> **Web page and app entries**
★ ★ ★ ★

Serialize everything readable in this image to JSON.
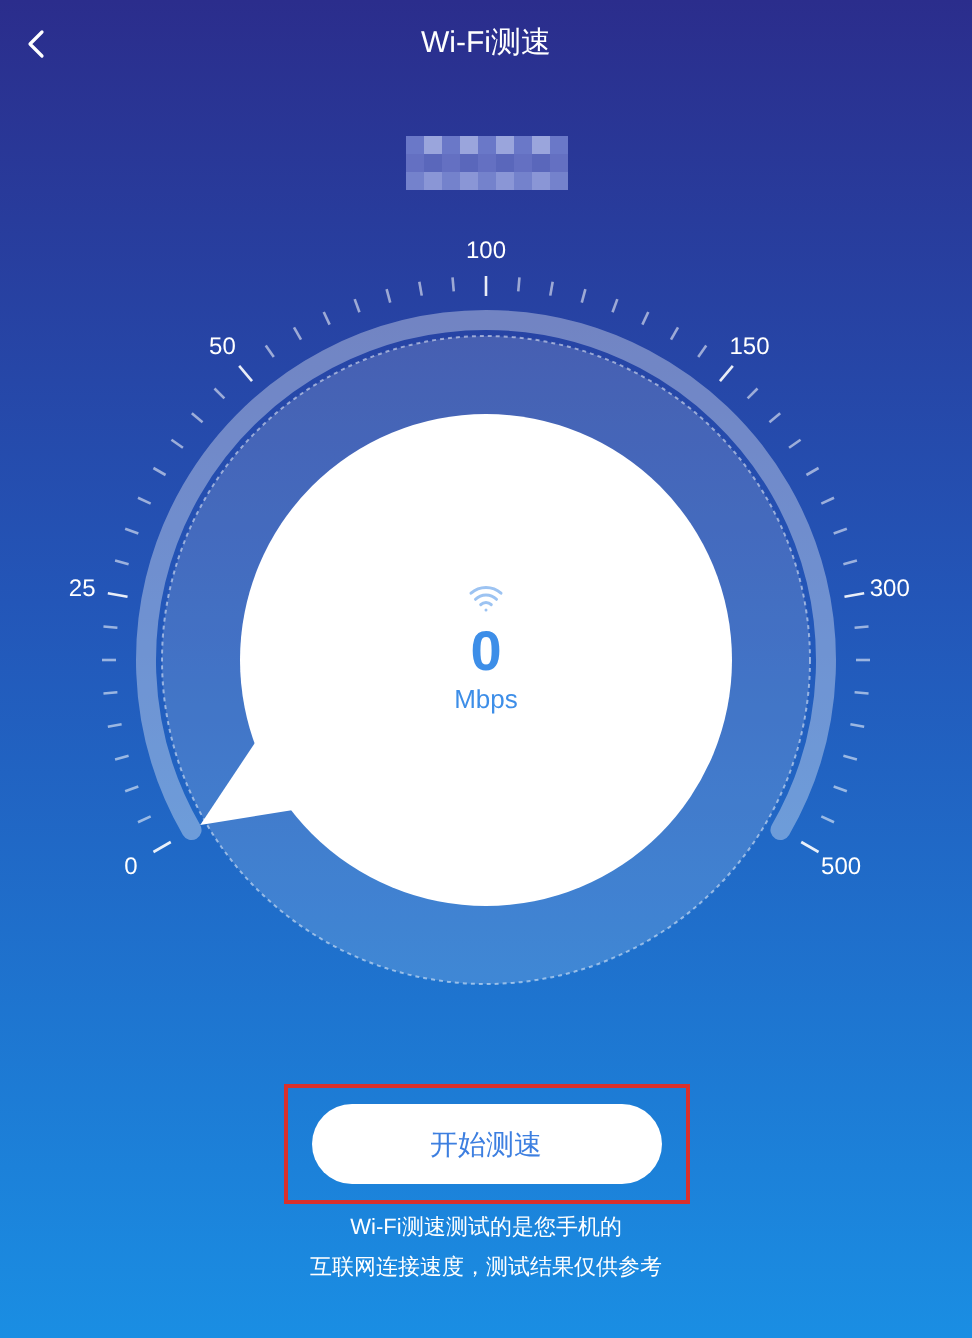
{
  "header": {
    "title": "Wi-Fi测速"
  },
  "gauge": {
    "labels": [
      "0",
      "25",
      "50",
      "100",
      "150",
      "300",
      "500"
    ],
    "speed": "0",
    "unit": "Mbps"
  },
  "start_button": {
    "label": "开始测速"
  },
  "caption": [
    "Wi-Fi测速测试的是您手机的",
    "互联网连接速度，测试结果仅供参考"
  ]
}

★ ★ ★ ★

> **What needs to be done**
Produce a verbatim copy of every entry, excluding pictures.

> **Task response**
Serialize everything readable in this image to JSON.
{
  "header": {
    "title": "Wi-Fi测速"
  },
  "gauge": {
    "labels": [
      "0",
      "25",
      "50",
      "100",
      "150",
      "300",
      "500"
    ],
    "speed": "0",
    "unit": "Mbps"
  },
  "start_button": {
    "label": "开始测速"
  },
  "caption": [
    "Wi-Fi测速测试的是您手机的",
    "互联网连接速度，测试结果仅供参考"
  ]
}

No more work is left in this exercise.